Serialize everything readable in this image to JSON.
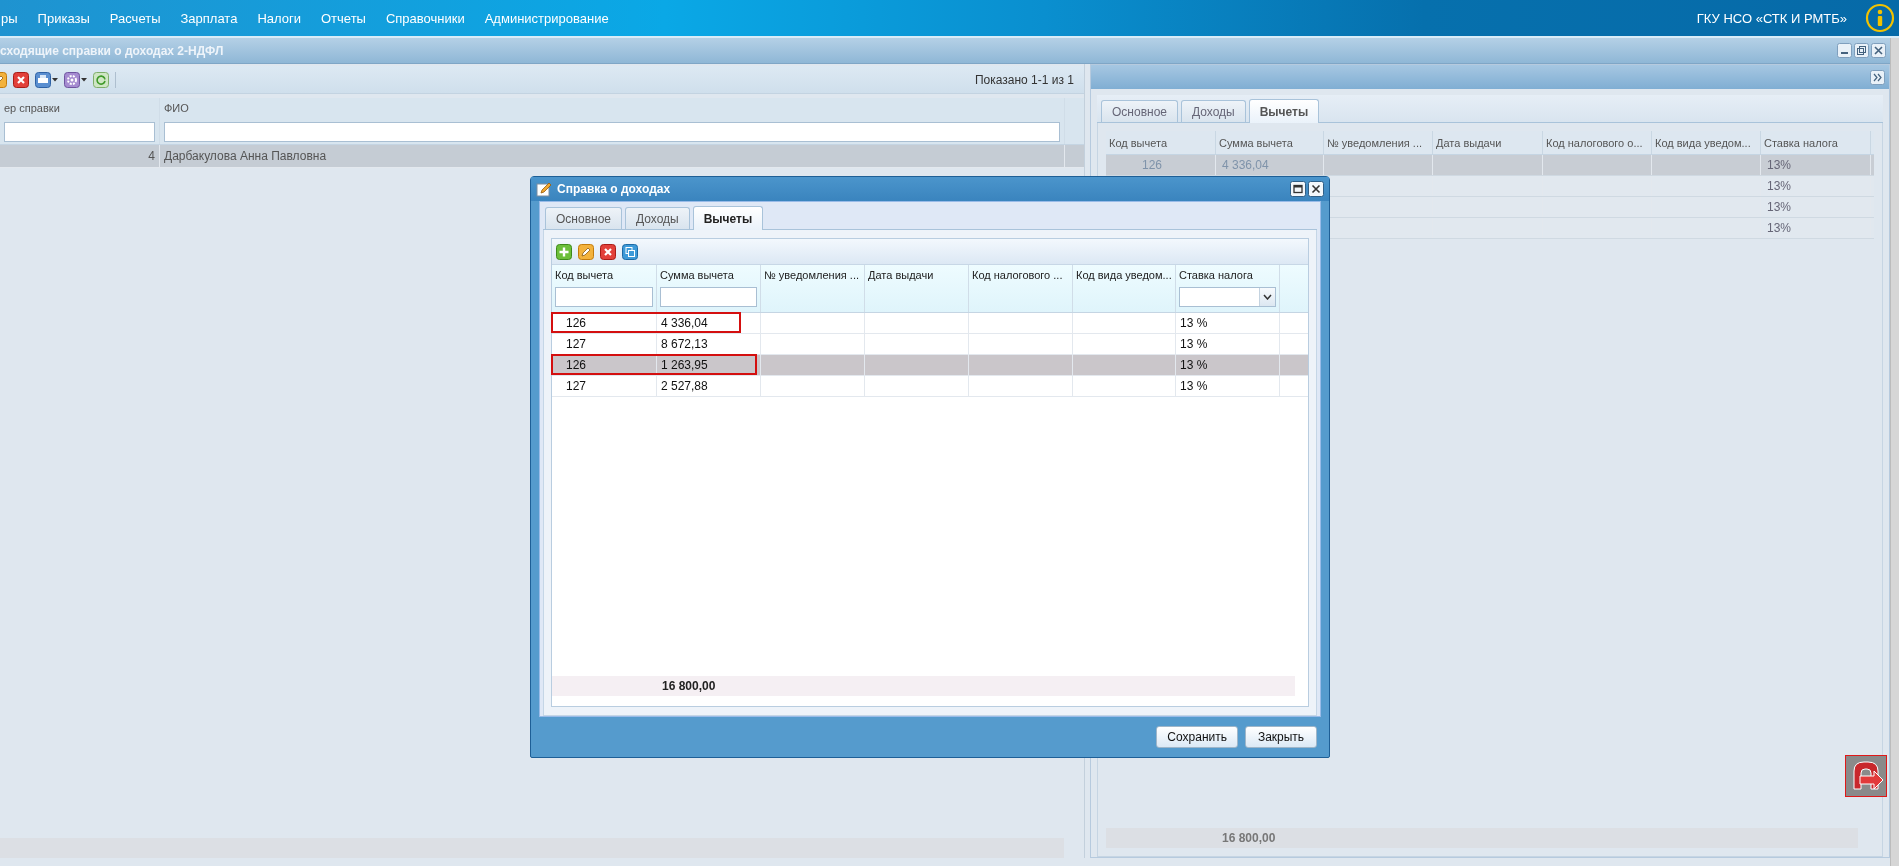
{
  "top_menu": {
    "items": [
      "ры",
      "Приказы",
      "Расчеты",
      "Зарплата",
      "Налоги",
      "Отчеты",
      "Справочники",
      "Администрирование"
    ],
    "organization": "ГКУ НСО «СТК И РМТБ»"
  },
  "list_window": {
    "title": "сходящие справки о доходах 2-НДФЛ",
    "paging": "Показано 1-1 из 1",
    "columns": [
      {
        "label": "ер справки",
        "kind": "filter"
      },
      {
        "label": "ФИО",
        "kind": "filter"
      }
    ],
    "rows": [
      {
        "cells": [
          "4",
          "Дарбакулова Анна Павловна"
        ],
        "selected": true
      }
    ]
  },
  "detail_panel": {
    "tabs": [
      {
        "label": "Основное",
        "selected": false
      },
      {
        "label": "Доходы",
        "selected": false
      },
      {
        "label": "Вычеты",
        "selected": true
      }
    ],
    "columns": [
      "Код вычета",
      "Сумма вычета",
      "№ уведомления ...",
      "Дата выдачи",
      "Код налогового о...",
      "Код вида уведом...",
      "Ставка налога"
    ],
    "rows": [
      {
        "code": "126",
        "amount": "4 336,04",
        "rate": "13%",
        "selected": true
      },
      {
        "rate": "13%",
        "selected": false
      },
      {
        "rate": "13%",
        "selected": false
      },
      {
        "rate": "13%",
        "selected": false
      }
    ],
    "total": "16 800,00"
  },
  "dialog": {
    "title": "Справка о доходах",
    "tabs": [
      {
        "label": "Основное",
        "selected": false
      },
      {
        "label": "Доходы",
        "selected": false
      },
      {
        "label": "Вычеты",
        "selected": true
      }
    ],
    "columns": [
      {
        "label": "Код вычета",
        "kind": "filter"
      },
      {
        "label": "Сумма вычета",
        "kind": "filter"
      },
      {
        "label": "№ уведомления ...",
        "kind": "plain"
      },
      {
        "label": "Дата выдачи",
        "kind": "plain"
      },
      {
        "label": "Код налогового ...",
        "kind": "plain"
      },
      {
        "label": "Код вида уведом...",
        "kind": "plain"
      },
      {
        "label": "Ставка налога",
        "kind": "combo"
      }
    ],
    "rows": [
      {
        "code": "126",
        "amount": "4 336,04",
        "rate": "13 %",
        "selected": false,
        "marked": true
      },
      {
        "code": "127",
        "amount": "8 672,13",
        "rate": "13 %",
        "selected": false,
        "marked": false
      },
      {
        "code": "126",
        "amount": "1 263,95",
        "rate": "13 %",
        "selected": true,
        "marked": true
      },
      {
        "code": "127",
        "amount": "2 527,88",
        "rate": "13 %",
        "selected": false,
        "marked": false
      }
    ],
    "total": "16 800,00",
    "buttons": [
      "Сохранить",
      "Закрыть"
    ]
  }
}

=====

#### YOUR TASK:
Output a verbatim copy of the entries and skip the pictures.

#### TASK OUTPUT:
Serialize everything readable in this image to JSON.
{
  "top_menu": {
    "items": [
      "ры",
      "Приказы",
      "Расчеты",
      "Зарплата",
      "Налоги",
      "Отчеты",
      "Справочники",
      "Администрирование"
    ],
    "organization": "ГКУ НСО «СТК И РМТБ»"
  },
  "list_window": {
    "title": "сходящие справки о доходах 2-НДФЛ",
    "paging": "Показано 1-1 из 1",
    "columns": [
      {
        "label": "ер справки",
        "kind": "filter"
      },
      {
        "label": "ФИО",
        "kind": "filter"
      }
    ],
    "rows": [
      {
        "cells": [
          "4",
          "Дарбакулова Анна Павловна"
        ],
        "selected": true
      }
    ]
  },
  "detail_panel": {
    "tabs": [
      {
        "label": "Основное",
        "selected": false
      },
      {
        "label": "Доходы",
        "selected": false
      },
      {
        "label": "Вычеты",
        "selected": true
      }
    ],
    "columns": [
      "Код вычета",
      "Сумма вычета",
      "№ уведомления ...",
      "Дата выдачи",
      "Код налогового о...",
      "Код вида уведом...",
      "Ставка налога"
    ],
    "rows": [
      {
        "code": "126",
        "amount": "4 336,04",
        "rate": "13%",
        "selected": true
      },
      {
        "rate": "13%",
        "selected": false
      },
      {
        "rate": "13%",
        "selected": false
      },
      {
        "rate": "13%",
        "selected": false
      }
    ],
    "total": "16 800,00"
  },
  "dialog": {
    "title": "Справка о доходах",
    "tabs": [
      {
        "label": "Основное",
        "selected": false
      },
      {
        "label": "Доходы",
        "selected": false
      },
      {
        "label": "Вычеты",
        "selected": true
      }
    ],
    "columns": [
      {
        "label": "Код вычета",
        "kind": "filter"
      },
      {
        "label": "Сумма вычета",
        "kind": "filter"
      },
      {
        "label": "№ уведомления ...",
        "kind": "plain"
      },
      {
        "label": "Дата выдачи",
        "kind": "plain"
      },
      {
        "label": "Код налогового ...",
        "kind": "plain"
      },
      {
        "label": "Код вида уведом...",
        "kind": "plain"
      },
      {
        "label": "Ставка налога",
        "kind": "combo"
      }
    ],
    "rows": [
      {
        "code": "126",
        "amount": "4 336,04",
        "rate": "13 %",
        "selected": false,
        "marked": true
      },
      {
        "code": "127",
        "amount": "8 672,13",
        "rate": "13 %",
        "selected": false,
        "marked": false
      },
      {
        "code": "126",
        "amount": "1 263,95",
        "rate": "13 %",
        "selected": true,
        "marked": true
      },
      {
        "code": "127",
        "amount": "2 527,88",
        "rate": "13 %",
        "selected": false,
        "marked": false
      }
    ],
    "total": "16 800,00",
    "buttons": [
      "Сохранить",
      "Закрыть"
    ]
  }
}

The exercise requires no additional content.